Racist comic being sold at Wal-Mart?

Call it cultural confusion, but a comic book featuring Memin Pinguin created a minor uproar at a Wal-Mart in Texas. After a complaint about the cover of a comic book staring the comic book character, Wal-Mart chose to remove it from the shelves. CNN covers the latest dust up.

Mexico’s government have insisted in the past that,

“…a black cartoon character with exaggerated features is a historical icon who deserves to be celebrated on a postage stamp — and that U.S. leaders charging racism do not fully understand Mexican culture.”
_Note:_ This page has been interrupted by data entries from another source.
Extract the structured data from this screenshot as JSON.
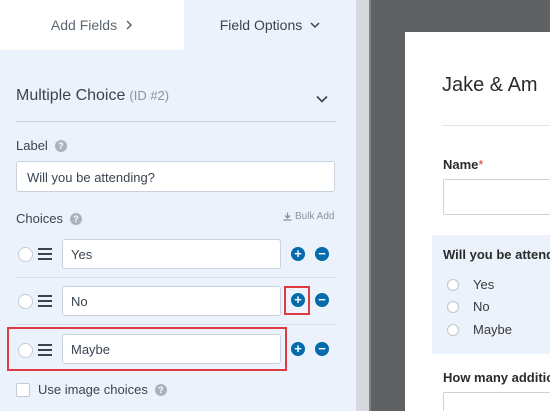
{
  "tabs": {
    "add_fields": "Add Fields",
    "field_options": "Field Options"
  },
  "field": {
    "type": "Multiple Choice",
    "id_text": "(ID #2)"
  },
  "label_section": {
    "title": "Label",
    "value": "Will you be attending?"
  },
  "choices_section": {
    "title": "Choices",
    "bulk_add": "Bulk Add",
    "items": [
      {
        "label": "Yes"
      },
      {
        "label": "No"
      },
      {
        "label": "Maybe"
      }
    ]
  },
  "image_choices": "Use image choices",
  "icons": {
    "help": "?",
    "add": "+",
    "remove": "−"
  },
  "preview": {
    "title": "Jake & Am",
    "name_label": "Name",
    "required_mark": "*",
    "question_label": "Will you be attend",
    "options": [
      "Yes",
      "No",
      "Maybe"
    ],
    "next_label": "How many additio"
  },
  "colors": {
    "accent": "#036aab",
    "highlight": "#e03a43",
    "panel_bg": "#ebf2fb"
  }
}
The character was created in the 1943 and translates to Mischievous Guillermo. The stories are supposed to reflect the life of a poor boy in Mexico City. His adventures are read and remain popular in Mexico, Puerto Rico, Venezuela, Peru, Chile, Panama, Colombia, Philippines, and other countries. Stories about racism have been covered in the series,

While Memín suffers a degree of racist taunting, especially in the first issues, the characters mocking him are depicted as either cruel or ignorant. As the story progresses, his race becomes less of an issue.

This isn’t the first time the character has caused a stir this side of the border. In June of 2005 Mexico had to deny stamps of the character were in fact racist.

One comment

  • Aw! come on! To call this comic racist is as dumb as calling the same all the stuff related to the Chang family, or Webster, or the appearence of Lone Ranger’s Tonto -Tonto, by the way, means “Dumb” in spanish-.
    Memin is the central character on the comic: a goodhearted kid who also happens to cheat, dam, is mishievous -as any kid- and always gets out with it. The kid is loved by most other characters and -of course- envyed and hated by the bad characters.
    Is he black…errr… african-mexican? Yes! as almost 5 percent of the mexican population’s ascent. And they call black themselves , no hypocrisy needed. In fact, in Mexico it is very common to call “blackie” -negrito/negrita- a person only because you love him/her, even when he/she can be blond.
    Is the comic loaded by stereotypes? Yes, as must of popular literature.
    Come on people! Americans always look the straw in the eyes of others. And Texans! Come on, will you?